> _Exercise requirements_: Among the entries below, how many lines contain the string "Nutzer"? Only the number is wanted.

Data about app and page elements
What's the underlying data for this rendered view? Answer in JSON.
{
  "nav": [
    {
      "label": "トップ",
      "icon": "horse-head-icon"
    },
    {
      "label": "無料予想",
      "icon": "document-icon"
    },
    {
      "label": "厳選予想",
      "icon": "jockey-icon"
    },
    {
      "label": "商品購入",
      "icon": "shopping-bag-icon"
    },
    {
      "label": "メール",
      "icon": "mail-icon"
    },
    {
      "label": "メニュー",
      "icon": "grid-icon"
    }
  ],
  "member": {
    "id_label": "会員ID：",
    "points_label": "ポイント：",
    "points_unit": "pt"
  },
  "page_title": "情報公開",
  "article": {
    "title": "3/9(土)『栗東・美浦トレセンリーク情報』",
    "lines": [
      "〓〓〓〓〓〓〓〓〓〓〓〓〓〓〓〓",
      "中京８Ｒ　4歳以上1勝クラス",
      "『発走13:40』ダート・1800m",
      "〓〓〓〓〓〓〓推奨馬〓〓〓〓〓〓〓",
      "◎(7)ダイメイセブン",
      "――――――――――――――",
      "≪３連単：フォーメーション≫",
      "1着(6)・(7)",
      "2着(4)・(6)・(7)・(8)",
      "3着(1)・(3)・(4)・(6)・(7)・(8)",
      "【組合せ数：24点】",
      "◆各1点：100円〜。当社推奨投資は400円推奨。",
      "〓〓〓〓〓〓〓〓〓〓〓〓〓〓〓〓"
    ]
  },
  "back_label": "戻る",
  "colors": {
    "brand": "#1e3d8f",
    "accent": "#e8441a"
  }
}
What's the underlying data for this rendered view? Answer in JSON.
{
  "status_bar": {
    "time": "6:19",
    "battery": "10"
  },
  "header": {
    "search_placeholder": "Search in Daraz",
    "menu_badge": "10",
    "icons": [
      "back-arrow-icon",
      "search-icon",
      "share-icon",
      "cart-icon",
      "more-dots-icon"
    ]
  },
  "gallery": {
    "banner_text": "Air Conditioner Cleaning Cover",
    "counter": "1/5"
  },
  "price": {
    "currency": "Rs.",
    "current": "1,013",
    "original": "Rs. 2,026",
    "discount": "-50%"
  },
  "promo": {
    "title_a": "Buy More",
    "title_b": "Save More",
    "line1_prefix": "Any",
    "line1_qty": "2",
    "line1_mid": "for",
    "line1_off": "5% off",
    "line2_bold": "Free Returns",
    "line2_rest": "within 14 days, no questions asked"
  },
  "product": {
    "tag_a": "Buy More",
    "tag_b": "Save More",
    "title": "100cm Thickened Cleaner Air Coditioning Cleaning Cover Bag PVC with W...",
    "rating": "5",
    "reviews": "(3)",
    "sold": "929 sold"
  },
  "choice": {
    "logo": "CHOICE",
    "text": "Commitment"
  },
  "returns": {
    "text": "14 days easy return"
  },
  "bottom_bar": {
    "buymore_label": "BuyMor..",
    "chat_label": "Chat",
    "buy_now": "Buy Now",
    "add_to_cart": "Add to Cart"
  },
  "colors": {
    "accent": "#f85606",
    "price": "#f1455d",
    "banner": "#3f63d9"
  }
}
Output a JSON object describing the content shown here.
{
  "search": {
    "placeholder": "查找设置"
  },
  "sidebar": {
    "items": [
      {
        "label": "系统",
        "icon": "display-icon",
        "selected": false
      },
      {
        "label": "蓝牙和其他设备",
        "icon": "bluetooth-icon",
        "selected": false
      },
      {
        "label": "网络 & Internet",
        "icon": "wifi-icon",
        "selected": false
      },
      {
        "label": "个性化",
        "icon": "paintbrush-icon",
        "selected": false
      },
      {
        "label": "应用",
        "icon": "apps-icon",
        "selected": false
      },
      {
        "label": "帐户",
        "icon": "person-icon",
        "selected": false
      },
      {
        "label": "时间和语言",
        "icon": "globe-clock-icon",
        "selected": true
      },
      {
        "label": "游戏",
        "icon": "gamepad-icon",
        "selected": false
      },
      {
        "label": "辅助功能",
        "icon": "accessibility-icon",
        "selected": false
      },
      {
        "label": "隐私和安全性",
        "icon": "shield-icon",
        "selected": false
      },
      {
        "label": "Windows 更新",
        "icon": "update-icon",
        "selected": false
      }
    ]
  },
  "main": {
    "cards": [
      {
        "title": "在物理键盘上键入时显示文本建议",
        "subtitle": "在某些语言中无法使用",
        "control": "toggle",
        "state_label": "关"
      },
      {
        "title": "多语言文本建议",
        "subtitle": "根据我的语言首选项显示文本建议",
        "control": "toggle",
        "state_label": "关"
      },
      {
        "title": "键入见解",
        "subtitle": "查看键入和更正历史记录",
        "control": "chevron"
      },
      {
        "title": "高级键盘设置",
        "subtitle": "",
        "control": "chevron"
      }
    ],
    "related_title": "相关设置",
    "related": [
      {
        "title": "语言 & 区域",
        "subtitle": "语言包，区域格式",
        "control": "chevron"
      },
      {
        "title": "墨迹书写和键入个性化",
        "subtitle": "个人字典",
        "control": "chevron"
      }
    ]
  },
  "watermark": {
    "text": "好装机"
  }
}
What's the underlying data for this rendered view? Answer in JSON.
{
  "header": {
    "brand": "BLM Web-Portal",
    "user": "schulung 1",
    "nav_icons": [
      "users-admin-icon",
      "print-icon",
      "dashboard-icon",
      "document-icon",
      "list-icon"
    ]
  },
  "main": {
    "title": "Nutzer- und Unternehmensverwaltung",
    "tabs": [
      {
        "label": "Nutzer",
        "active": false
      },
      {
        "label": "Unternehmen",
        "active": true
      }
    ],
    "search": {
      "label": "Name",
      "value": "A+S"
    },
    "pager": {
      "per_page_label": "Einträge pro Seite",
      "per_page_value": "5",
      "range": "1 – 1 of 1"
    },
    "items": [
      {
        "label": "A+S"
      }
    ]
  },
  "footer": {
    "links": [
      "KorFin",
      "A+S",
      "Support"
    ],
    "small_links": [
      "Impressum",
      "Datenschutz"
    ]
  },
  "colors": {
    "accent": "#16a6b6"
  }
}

> _Task output_: 2